- Try it:
For every line in the material below that holds "KONFORM", report the line.

........

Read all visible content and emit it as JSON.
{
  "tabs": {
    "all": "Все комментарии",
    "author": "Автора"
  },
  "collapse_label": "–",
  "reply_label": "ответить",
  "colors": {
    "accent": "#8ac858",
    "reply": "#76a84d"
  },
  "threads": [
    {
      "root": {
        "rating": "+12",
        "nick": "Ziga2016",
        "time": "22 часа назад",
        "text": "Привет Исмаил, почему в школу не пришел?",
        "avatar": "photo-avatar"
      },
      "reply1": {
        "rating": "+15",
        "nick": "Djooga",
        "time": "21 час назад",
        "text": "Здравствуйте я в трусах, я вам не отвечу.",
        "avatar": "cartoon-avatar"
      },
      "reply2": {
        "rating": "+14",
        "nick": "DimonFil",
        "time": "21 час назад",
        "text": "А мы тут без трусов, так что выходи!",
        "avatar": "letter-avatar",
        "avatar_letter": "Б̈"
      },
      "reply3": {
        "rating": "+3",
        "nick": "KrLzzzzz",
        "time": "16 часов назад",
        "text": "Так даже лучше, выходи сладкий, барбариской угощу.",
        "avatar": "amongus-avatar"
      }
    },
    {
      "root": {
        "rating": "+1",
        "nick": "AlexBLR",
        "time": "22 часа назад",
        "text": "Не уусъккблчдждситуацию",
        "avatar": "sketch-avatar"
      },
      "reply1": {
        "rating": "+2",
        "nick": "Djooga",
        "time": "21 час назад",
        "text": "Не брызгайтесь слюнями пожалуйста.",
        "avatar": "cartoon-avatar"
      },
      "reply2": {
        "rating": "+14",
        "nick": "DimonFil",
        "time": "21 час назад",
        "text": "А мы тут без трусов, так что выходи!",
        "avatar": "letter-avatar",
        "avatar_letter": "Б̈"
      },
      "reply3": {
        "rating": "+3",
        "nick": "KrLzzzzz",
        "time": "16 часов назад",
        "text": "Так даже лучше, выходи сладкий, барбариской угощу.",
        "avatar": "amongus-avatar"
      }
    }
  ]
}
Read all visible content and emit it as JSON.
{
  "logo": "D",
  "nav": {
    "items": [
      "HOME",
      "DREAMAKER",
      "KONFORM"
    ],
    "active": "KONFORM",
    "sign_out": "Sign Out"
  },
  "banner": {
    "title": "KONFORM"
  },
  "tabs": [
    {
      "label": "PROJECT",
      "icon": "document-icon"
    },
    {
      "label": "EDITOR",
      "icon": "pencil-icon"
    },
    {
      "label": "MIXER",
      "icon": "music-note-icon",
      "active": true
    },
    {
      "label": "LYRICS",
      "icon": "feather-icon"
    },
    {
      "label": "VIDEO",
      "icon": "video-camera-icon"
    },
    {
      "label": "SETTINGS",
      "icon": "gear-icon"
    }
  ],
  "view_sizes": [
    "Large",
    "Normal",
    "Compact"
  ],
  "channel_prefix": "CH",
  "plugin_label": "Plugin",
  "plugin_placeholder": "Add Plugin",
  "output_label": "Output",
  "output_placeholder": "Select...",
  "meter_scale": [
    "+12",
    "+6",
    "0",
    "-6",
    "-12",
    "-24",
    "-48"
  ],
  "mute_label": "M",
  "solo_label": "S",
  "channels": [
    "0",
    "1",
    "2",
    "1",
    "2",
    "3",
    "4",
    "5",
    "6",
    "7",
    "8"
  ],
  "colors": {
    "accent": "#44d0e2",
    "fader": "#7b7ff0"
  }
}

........

- Answer to the problem:
      "KONFORM"
    "active": "KONFORM",
    "title": "KONFORM"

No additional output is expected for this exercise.